(Activity)
Reproduce, unaltered, the line with "Decode this image" along with every line that follows it in the records, up to the last.

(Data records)

== == ==

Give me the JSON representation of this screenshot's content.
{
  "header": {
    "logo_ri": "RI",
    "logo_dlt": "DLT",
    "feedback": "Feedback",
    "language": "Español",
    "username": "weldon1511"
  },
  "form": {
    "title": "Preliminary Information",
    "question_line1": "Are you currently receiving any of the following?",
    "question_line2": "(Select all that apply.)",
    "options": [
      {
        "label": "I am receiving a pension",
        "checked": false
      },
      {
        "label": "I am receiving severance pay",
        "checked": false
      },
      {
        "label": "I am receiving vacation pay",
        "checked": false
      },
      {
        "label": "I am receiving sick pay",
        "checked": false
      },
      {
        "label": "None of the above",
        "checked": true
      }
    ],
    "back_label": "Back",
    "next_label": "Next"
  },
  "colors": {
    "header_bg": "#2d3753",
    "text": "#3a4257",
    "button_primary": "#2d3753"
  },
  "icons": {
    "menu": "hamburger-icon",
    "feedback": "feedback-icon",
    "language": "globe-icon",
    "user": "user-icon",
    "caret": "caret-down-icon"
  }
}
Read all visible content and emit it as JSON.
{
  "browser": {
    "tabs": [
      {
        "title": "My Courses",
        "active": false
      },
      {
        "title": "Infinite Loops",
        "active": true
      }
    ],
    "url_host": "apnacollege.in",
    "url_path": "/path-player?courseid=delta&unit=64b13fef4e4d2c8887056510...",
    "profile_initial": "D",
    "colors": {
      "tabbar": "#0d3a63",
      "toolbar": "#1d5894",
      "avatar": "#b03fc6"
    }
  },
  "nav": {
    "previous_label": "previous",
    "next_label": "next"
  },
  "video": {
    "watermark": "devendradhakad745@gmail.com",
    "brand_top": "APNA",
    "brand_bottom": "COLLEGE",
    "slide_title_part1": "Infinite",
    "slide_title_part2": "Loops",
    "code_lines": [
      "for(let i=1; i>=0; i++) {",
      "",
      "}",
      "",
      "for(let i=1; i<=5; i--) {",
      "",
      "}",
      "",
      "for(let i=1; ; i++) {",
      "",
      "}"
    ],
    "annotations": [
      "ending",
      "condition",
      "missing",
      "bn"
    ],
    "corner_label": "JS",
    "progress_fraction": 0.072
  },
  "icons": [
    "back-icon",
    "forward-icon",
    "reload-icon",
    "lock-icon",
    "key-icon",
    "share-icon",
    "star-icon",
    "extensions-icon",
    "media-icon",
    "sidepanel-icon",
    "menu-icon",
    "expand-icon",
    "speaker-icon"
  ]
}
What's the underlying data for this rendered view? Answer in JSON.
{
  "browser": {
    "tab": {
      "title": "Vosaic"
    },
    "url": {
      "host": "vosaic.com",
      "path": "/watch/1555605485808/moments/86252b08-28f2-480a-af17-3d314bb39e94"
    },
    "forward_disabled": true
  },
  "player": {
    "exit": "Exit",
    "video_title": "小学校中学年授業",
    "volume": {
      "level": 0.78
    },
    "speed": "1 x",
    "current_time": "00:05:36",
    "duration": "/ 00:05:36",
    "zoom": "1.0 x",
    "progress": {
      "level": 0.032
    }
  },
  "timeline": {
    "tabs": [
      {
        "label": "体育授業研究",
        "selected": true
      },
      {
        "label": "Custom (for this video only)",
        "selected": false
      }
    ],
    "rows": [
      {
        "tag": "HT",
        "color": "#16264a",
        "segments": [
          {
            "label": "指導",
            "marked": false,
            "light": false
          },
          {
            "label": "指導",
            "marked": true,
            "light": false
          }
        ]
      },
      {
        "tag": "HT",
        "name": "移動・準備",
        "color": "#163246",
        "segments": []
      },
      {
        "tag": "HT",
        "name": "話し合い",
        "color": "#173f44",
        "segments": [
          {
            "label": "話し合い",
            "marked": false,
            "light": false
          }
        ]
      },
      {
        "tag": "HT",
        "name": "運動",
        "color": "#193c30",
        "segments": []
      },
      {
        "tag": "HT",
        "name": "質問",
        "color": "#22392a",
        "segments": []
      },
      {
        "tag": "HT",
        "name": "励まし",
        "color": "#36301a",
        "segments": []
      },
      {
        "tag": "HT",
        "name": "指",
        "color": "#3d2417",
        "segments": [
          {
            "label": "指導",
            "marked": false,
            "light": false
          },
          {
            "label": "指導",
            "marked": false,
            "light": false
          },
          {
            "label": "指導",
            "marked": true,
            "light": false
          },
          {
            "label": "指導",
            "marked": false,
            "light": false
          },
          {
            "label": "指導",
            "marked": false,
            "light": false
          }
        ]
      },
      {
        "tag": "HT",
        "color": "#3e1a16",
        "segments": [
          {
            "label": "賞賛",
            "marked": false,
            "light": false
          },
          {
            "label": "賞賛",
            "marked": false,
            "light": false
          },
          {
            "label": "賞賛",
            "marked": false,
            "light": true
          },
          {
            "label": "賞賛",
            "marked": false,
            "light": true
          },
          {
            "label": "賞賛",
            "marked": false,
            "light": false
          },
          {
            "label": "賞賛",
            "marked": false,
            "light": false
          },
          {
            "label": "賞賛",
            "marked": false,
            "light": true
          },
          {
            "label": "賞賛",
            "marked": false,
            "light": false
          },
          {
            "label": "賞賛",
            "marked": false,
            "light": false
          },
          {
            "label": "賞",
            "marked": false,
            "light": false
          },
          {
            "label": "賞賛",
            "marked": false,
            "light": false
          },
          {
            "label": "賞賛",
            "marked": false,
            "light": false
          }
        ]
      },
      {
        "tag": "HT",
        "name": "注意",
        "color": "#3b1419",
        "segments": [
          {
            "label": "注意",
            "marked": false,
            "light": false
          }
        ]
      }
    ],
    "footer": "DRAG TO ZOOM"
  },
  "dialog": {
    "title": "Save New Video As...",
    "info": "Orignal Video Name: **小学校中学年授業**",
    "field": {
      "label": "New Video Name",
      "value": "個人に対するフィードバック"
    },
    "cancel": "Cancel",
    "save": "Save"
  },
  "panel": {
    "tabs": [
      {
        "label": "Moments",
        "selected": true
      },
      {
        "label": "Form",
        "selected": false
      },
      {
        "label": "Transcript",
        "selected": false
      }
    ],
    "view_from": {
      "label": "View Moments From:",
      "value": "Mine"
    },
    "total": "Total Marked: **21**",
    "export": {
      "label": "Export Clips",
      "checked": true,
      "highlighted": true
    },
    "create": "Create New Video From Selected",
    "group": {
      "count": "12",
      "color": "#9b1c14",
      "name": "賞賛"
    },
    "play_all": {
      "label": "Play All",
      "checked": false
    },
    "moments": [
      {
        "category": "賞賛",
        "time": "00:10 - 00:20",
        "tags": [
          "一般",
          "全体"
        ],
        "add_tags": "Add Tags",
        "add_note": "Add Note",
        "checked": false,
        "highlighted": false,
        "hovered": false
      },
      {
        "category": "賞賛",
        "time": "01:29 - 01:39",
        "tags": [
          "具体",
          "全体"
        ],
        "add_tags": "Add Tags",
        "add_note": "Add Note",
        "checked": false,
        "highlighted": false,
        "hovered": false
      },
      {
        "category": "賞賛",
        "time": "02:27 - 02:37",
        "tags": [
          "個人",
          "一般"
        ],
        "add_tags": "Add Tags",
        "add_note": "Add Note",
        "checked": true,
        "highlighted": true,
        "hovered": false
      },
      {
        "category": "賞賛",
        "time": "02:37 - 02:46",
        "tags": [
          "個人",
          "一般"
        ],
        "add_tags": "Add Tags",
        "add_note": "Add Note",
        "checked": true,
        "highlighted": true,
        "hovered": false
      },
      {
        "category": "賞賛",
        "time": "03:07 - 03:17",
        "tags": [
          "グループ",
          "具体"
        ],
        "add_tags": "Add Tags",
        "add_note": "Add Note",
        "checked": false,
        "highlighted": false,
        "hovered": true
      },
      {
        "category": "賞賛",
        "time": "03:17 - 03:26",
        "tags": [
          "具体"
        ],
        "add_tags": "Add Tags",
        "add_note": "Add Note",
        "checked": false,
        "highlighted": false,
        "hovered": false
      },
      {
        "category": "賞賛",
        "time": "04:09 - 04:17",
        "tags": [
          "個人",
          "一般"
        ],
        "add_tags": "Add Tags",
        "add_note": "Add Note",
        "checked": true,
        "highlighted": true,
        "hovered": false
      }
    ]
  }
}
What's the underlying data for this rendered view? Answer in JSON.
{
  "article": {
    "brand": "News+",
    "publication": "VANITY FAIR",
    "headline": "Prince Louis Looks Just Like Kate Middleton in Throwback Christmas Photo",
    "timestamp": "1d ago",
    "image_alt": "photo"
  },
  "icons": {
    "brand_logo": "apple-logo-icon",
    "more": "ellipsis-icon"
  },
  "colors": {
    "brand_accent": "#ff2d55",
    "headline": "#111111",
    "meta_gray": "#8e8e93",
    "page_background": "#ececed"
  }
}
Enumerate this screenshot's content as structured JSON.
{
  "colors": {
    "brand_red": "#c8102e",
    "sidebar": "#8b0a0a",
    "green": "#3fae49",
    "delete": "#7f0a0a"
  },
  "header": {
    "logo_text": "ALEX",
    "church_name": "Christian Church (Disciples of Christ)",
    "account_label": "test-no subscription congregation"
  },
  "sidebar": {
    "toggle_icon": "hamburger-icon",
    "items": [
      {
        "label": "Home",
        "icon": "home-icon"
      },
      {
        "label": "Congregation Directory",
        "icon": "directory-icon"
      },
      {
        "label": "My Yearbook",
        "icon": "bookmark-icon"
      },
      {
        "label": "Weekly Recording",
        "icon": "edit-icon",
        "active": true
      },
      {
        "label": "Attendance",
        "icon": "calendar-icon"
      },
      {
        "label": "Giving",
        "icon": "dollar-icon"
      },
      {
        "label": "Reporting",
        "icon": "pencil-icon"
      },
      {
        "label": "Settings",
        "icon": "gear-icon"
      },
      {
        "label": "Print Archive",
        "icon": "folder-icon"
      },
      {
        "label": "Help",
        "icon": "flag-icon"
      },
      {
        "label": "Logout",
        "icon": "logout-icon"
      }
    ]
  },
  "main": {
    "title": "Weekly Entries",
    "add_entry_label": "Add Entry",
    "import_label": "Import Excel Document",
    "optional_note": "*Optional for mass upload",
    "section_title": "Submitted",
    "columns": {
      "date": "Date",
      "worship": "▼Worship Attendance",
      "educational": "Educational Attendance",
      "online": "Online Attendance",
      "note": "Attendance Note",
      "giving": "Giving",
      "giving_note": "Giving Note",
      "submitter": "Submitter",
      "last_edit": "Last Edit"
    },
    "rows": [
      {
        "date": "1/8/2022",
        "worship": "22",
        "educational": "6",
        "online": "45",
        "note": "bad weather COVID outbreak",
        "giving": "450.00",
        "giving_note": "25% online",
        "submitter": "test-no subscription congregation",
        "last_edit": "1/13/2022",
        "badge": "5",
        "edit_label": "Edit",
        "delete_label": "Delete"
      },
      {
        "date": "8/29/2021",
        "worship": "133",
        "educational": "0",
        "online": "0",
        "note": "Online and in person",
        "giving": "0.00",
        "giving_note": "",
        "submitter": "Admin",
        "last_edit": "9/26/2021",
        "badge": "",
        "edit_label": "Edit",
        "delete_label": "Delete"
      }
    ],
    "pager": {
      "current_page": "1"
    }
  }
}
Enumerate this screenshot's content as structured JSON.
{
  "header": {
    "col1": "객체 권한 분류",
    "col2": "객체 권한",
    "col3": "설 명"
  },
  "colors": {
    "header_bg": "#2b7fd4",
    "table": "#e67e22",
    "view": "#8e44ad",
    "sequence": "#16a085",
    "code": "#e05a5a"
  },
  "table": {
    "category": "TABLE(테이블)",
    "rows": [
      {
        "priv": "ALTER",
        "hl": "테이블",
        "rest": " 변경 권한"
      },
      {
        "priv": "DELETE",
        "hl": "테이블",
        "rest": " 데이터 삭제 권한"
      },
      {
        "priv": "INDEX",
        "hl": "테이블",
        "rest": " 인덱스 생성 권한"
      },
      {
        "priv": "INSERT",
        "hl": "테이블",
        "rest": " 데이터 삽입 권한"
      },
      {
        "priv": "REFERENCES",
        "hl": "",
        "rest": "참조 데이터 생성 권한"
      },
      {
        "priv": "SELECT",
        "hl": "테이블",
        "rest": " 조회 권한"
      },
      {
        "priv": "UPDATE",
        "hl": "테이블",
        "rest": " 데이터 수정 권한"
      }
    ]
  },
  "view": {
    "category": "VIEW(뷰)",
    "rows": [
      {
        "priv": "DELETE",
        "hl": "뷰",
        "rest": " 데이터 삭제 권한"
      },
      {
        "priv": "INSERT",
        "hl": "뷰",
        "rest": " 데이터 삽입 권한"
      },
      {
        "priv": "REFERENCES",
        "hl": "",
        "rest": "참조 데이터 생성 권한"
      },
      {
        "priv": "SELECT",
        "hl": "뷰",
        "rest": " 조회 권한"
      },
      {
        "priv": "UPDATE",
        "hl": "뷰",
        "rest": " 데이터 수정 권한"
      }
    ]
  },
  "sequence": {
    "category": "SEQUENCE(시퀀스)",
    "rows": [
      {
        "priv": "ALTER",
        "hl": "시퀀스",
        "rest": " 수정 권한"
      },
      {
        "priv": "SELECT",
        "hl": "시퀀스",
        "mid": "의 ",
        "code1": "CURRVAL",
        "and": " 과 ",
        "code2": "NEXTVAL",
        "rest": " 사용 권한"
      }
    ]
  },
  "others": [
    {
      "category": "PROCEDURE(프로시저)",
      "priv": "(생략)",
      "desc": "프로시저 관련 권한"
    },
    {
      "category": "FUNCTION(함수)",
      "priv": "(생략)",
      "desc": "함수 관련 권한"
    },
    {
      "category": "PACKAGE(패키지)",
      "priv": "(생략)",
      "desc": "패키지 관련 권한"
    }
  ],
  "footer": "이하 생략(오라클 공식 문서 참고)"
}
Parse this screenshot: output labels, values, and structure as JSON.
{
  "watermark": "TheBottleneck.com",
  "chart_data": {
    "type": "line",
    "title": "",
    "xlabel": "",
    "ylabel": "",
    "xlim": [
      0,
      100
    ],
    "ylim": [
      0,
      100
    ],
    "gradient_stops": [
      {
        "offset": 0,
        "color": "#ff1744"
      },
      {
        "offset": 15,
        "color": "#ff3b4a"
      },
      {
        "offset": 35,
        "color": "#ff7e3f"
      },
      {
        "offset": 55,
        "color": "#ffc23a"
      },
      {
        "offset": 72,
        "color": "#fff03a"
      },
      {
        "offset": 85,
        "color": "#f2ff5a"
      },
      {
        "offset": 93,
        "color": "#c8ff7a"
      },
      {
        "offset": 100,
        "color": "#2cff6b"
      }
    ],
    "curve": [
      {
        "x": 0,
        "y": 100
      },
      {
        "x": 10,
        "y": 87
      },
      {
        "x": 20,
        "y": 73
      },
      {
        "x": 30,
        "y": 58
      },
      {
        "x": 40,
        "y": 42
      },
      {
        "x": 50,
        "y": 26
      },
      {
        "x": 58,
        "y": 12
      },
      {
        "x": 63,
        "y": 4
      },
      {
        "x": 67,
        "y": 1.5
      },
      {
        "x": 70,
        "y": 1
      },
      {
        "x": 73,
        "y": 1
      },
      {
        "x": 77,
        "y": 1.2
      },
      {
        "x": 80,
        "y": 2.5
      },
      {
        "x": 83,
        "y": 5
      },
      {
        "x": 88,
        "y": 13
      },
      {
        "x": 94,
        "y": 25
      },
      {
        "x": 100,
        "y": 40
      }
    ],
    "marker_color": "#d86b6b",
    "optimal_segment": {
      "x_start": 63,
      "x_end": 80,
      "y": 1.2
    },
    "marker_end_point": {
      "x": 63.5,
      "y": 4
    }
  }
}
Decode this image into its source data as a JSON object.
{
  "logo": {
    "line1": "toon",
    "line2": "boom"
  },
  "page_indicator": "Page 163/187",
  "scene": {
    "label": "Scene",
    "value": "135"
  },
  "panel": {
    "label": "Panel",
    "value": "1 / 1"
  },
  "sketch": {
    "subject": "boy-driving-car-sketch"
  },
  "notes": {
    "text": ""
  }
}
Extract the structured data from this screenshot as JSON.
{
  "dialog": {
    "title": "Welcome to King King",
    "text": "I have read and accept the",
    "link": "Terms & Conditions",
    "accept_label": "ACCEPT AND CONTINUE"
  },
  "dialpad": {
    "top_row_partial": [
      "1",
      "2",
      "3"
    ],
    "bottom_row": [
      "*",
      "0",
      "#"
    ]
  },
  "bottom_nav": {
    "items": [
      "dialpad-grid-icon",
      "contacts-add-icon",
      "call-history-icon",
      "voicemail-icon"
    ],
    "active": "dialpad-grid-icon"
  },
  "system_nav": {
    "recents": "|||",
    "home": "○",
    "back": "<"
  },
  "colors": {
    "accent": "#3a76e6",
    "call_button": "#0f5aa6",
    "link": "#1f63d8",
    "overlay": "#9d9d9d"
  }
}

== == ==

(Result of this task)
Decode this image into its source data as a JSON object.
{
  "logo": {
    "line1": "toon",
    "line2": "boom"
  },
  "page_indicator": "Page 163/187",
  "scene": {
    "label": "Scene",
    "value": "135"
  },
  "panel": {
    "label": "Panel",
    "value": "1 / 1"
  },
  "sketch": {
    "subject": "boy-driving-car-sketch"
  },
  "notes": {
    "text": ""
  }
}
Extract the structured data from this screenshot as JSON.
{
  "dialog": {
    "title": "Welcome to King King",
    "text": "I have read and accept the",
    "link": "Terms & Conditions",
    "accept_label": "ACCEPT AND CONTINUE"
  },
  "dialpad": {
    "top_row_partial": [
      "1",
      "2",
      "3"
    ],
    "bottom_row": [
      "*",
      "0",
      "#"
    ]
  },
  "bottom_nav": {
    "items": [
      "dialpad-grid-icon",
      "contacts-add-icon",
      "call-history-icon",
      "voicemail-icon"
    ],
    "active": "dialpad-grid-icon"
  },
  "system_nav": {
    "recents": "|||",
    "home": "○",
    "back": "<"
  },
  "colors": {
    "accent": "#3a76e6",
    "call_button": "#0f5aa6",
    "link": "#1f63d8",
    "overlay": "#9d9d9d"
  }
}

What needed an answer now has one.